Over a year ago the Hollywood machine that had Jeff Katzenberg at its helm tried to divert the course of motion picture and television health care. By choosing the most frail and handicapped to sacrifice at the altar of their misguided theology, their temple is toppling under the weight of public outrage.
In the Biblical sense, this is not so much a David and Goliath story, as it is the embodiment of the words in Psalm 71:9: "Do not cast me away when I am old; do not forsake me when my strength is gone."
Being a Jewish kid who grew up in the Valley, I had to spend the last 20 minutes researching on the internet to make sure I knew what I was talking about. Maybe a sentiment closer to my world would be a lyric from "All You Need Is Love":
"There’s nothing you can do that can’t be done"
While we savor this event the following days will show exactly what this means. Dr. David Tillman has left the building. Unlike Elvis, it was not to a standing ovation or the tossing of lacey undies and sweaty towels onto a Las Vegas stage. Tillman left with a whimper, not a roar. I’m hoping that he left the lights on and the door ajar so that Seth Ellis can also find his way out, along with other individuals who have gleefully worked to end the reign of the Long Term Care Unit.
I remember how someone, I think it was Jeff Katzenberg himself, characterized our group, Saving the Lives of Our Own, as: a ragtag group of disgruntled family members. I’m paraphrasing, but you get my drift. Yes, we are pretty ragtag and we are definitely disgruntled. Fortunately for us, we also can be pretty damned convincing and we travel in good company. Knowing that the good people who belong to SAG have your back not only adds street cred to your mission, but when you add the strength of the Teamsters to SAG’s influence in the industry, how can they stop us?
As we see the clouds part over a Tillman-less campus, we are reminded that those who orchestrated stunts like placing a fake police car in the parking lot, called the cops on us in the presence of our horrified family, all but barred access and egress to the residents, are still there. We must follow through and ramp up the heat.
It’s the heat we’ve generated that melted Tillman’s hold on the future of health care.
Let’s hope that Tillman’s departure is the beginning of a process that will return the nursing home to its once world-class status. Tillman is hopefully the first of many rats that will leave their own sinking ship.
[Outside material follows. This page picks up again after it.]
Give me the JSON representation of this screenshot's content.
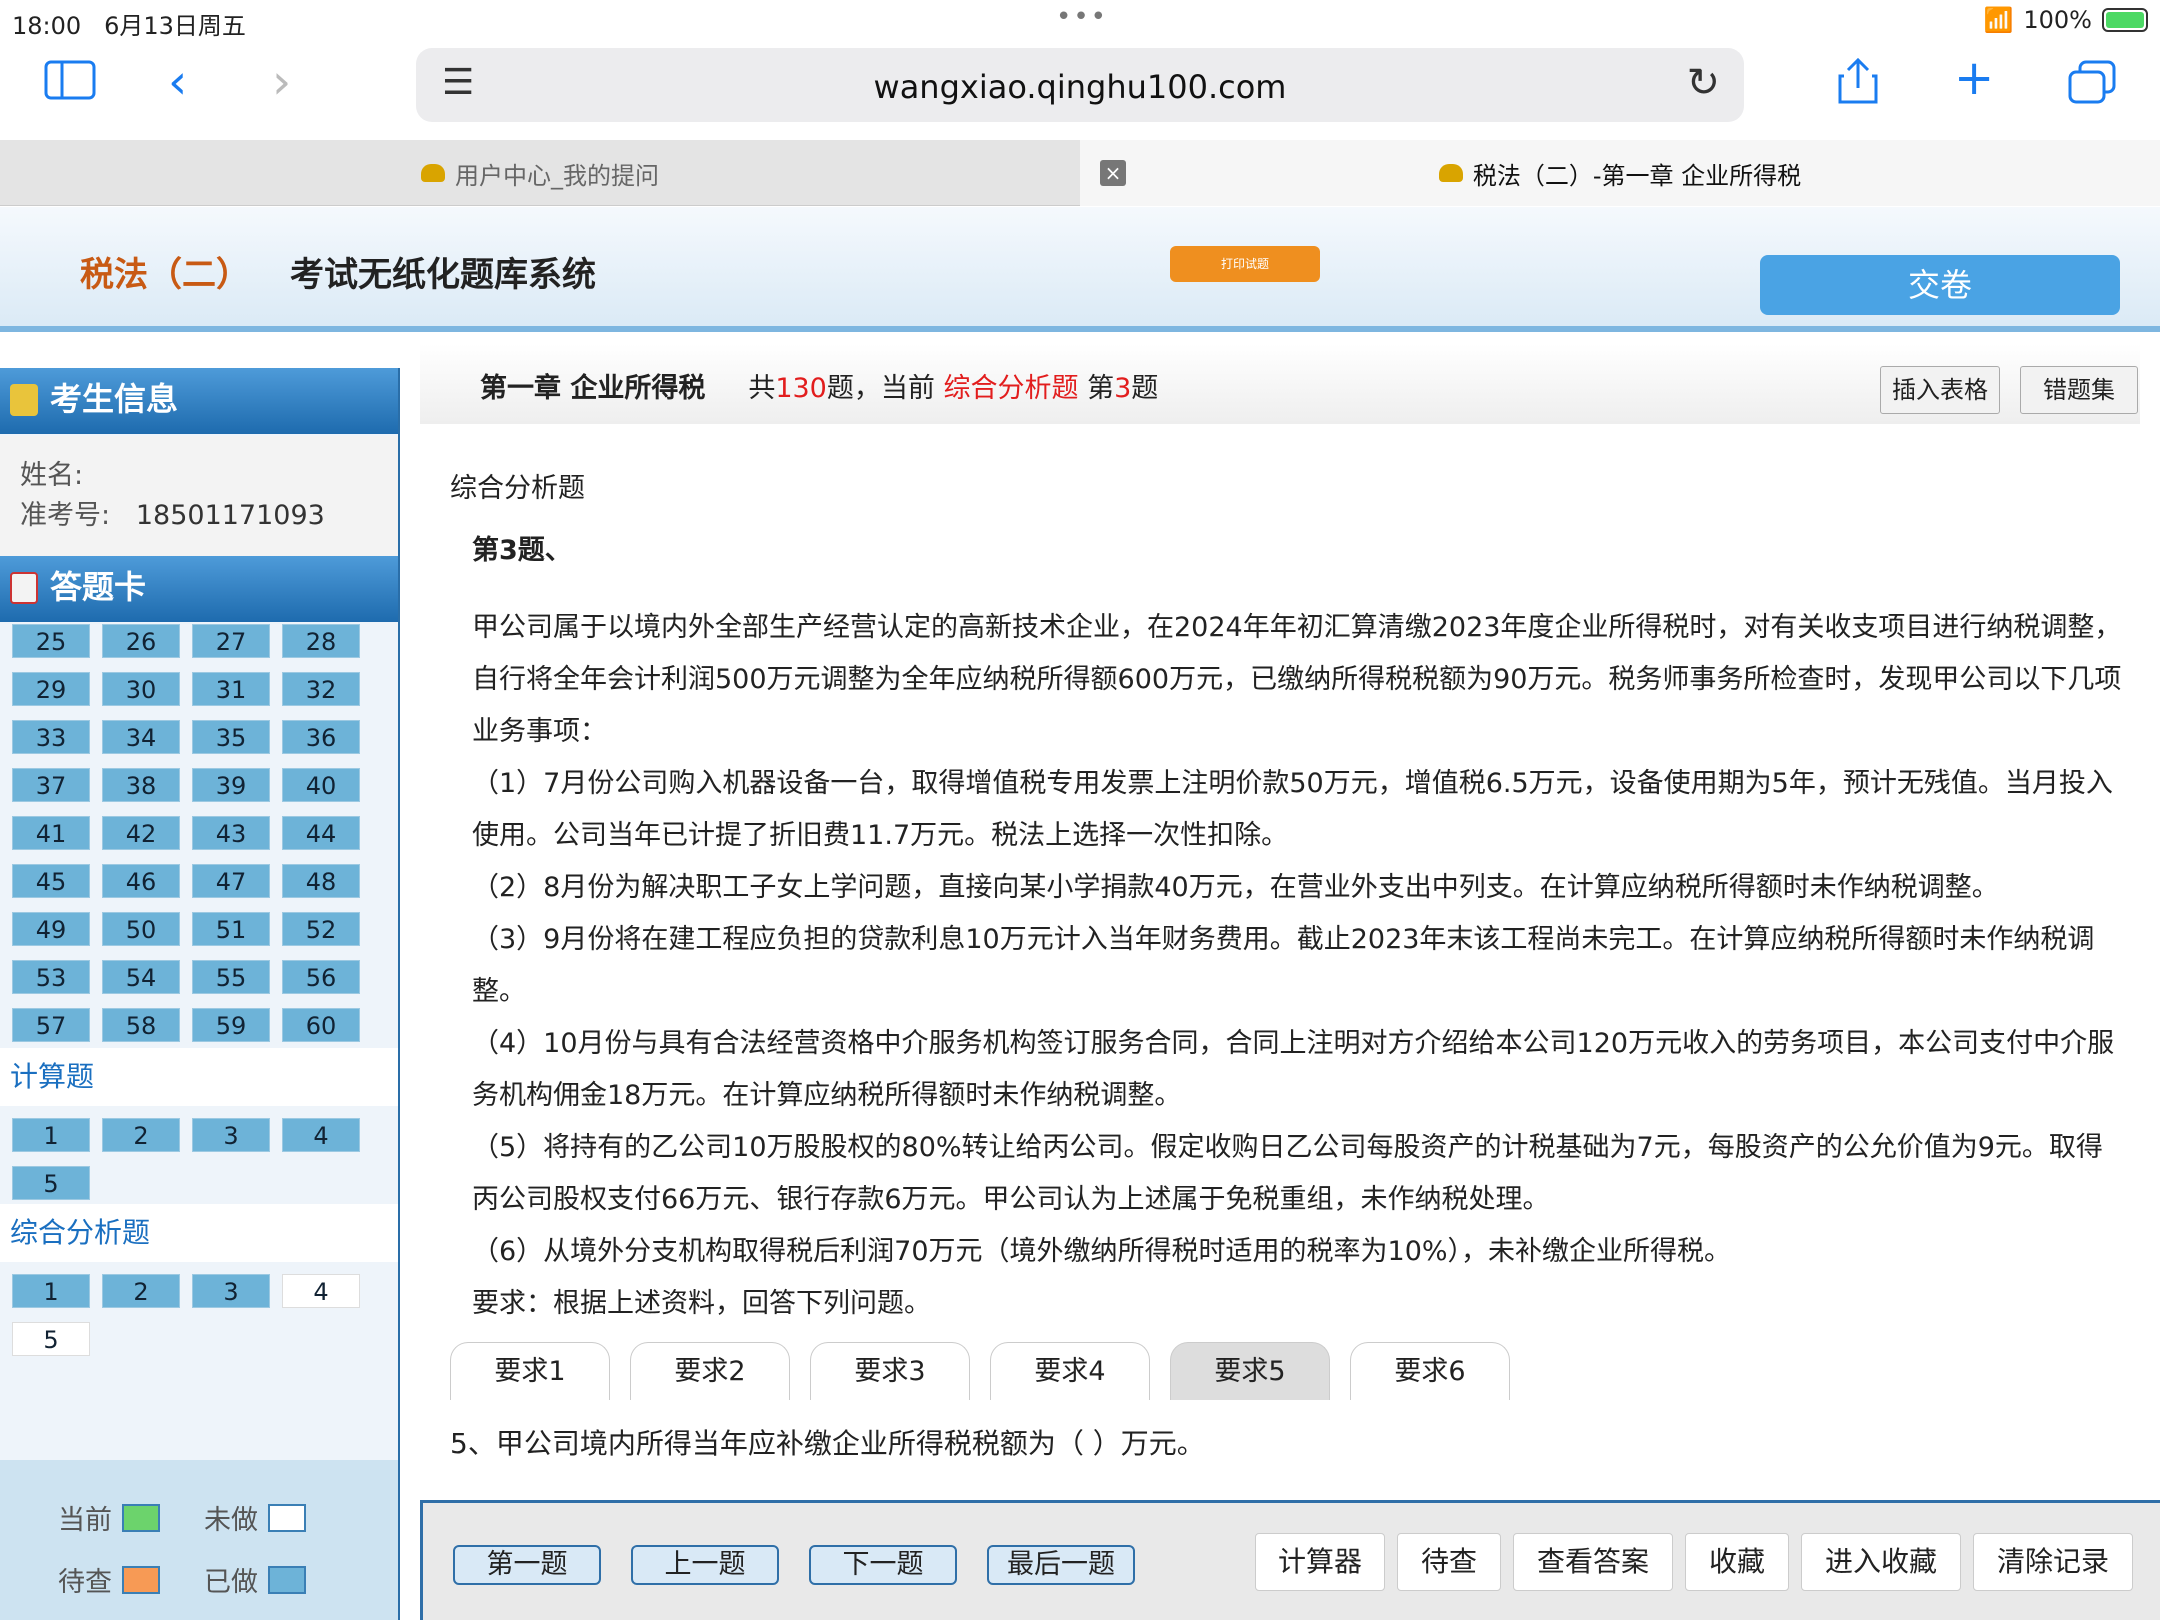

We are reminded that before the reign of Tillman, you couldn’t get in the place it was so popular. Now it is a ghost of its former self. Not for long.
Note to Seth Ellis: Don’t buy any long-playing records.